I've enjoyed this season overall, but these last couple of episodes, and the set-up with Eric taking over East Dillon High, has me for the first time really pulling for renewal."Tomorrow Blues" does a fine job of seeing off several of the graduating characters.
I've enjoyed this season overall, but these last couple of episodes, and the set-up with Eric taking over East Dillon High, has me for the first time really pulling for renewal."Tomorrow Blues" does a fine job of seeing off several of the graduating characters.Tags: Buy Letter Writing Paper OnlinePhd Dissertation Sustainable DevelopmentScientific Research Papers DatabaseSmall Group Problem SolvingHow To Write A Creative PoemTwo Major Kinds Of EssayWhy Is Abigail To Blame In The Crucible EssayBusiness Plan Financials TemplateMethodology Sample DissertationRecent Thesis Sentences
A fourth season with Eric as coach at East Dillon -- with lousy facilities, no boosters, and all the good players gerrymandered into the Dillon High district by Buddy and Joe Mc Coy -- has potential to not only be very different, but really inspiring.
It's one thing to see Eric work in a system where he's the master of all he surveys, and quite another for him to be running a team where "Lance"(**) could conceivably be his most talented player.
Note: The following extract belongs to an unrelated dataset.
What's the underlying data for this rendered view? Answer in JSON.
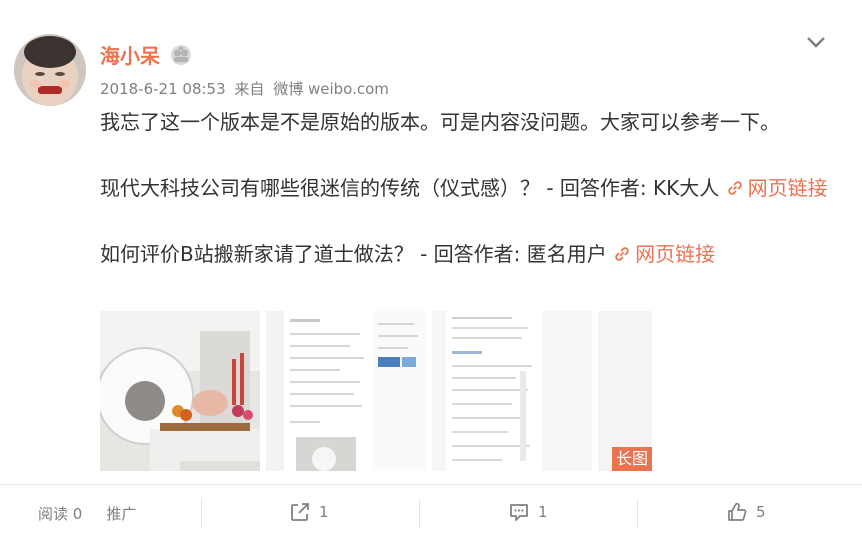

And if it ends, we'll always have those moments where "Friday Night Lights" reached deep into our guts, or brushed across our spines, and moved us in a way that few of us would have expected from a show about Texas high school football.
If this is the end -- if the last image of the series is of Eric and Julie holding each other and staring out at that abandoned field that's about to become Eric's new professional home -- then we'll still have our memories.
If you type any of the characters names in You Tube, you will immediately be offered hundreds of personalised montages of them to ‘Fix You’ or ‘My Hero’ or one of those three songs by The Fray.
Matt Saracen is the most devastating character on where Matt doesn’t someone encounter a tiny humiliation, a moment of being let down or something that further justifies his feeling that everyone he loves eventually abandons him.
And the developments with both Saracen and Coach work either as thematically-appropriate farewells to both characters -- we've known from episode one that, in the world of "Friday Night Lights," not every person gets the fate they deserve, no matter how hard-working or pure of heart -- or as springboards for a fourth season.
Good as this season has been, we're all aware how much of it was retracing familiar ground from the show's first year.
We eventually got the murder (though it came from Katims, not NBC), and we got the bikinis, too, but the brief glimpses here didn't so much feel titillating as they did wistful, as we saw Lyla with Tim, and Tyra with Landry, enjoying those peaceful and carefree last days of high school and the welcome arrival of spring and then summer.* Just as last week gave us a Street reference with Tyra's brainstorming session for her application essay, this one gives us one last Smash reference, as Buddy invokes his name as a recruitment tool. * Speaking of which, for the last time this season, it's time for me to call on the high school football experts (Texas or otherwise) to explain exactly how you do recruitment (or whatever Buddy called it) when, in theory, kids go to whatever school is in their district.* The moment where Eric and Julie gave Julie a new car was sweet, but whatever happened to the used one she planned to buy with her Applebee's money?
* Another nice nod to the show's history: Buddy and Tyra's mom dance at Mindy's wedding, and enough time has clearly passed that they can do it -- and Lyla can watch -- without anyone's feelings being hurt.* Loved Billy's stupid white tux and ten gallon hat.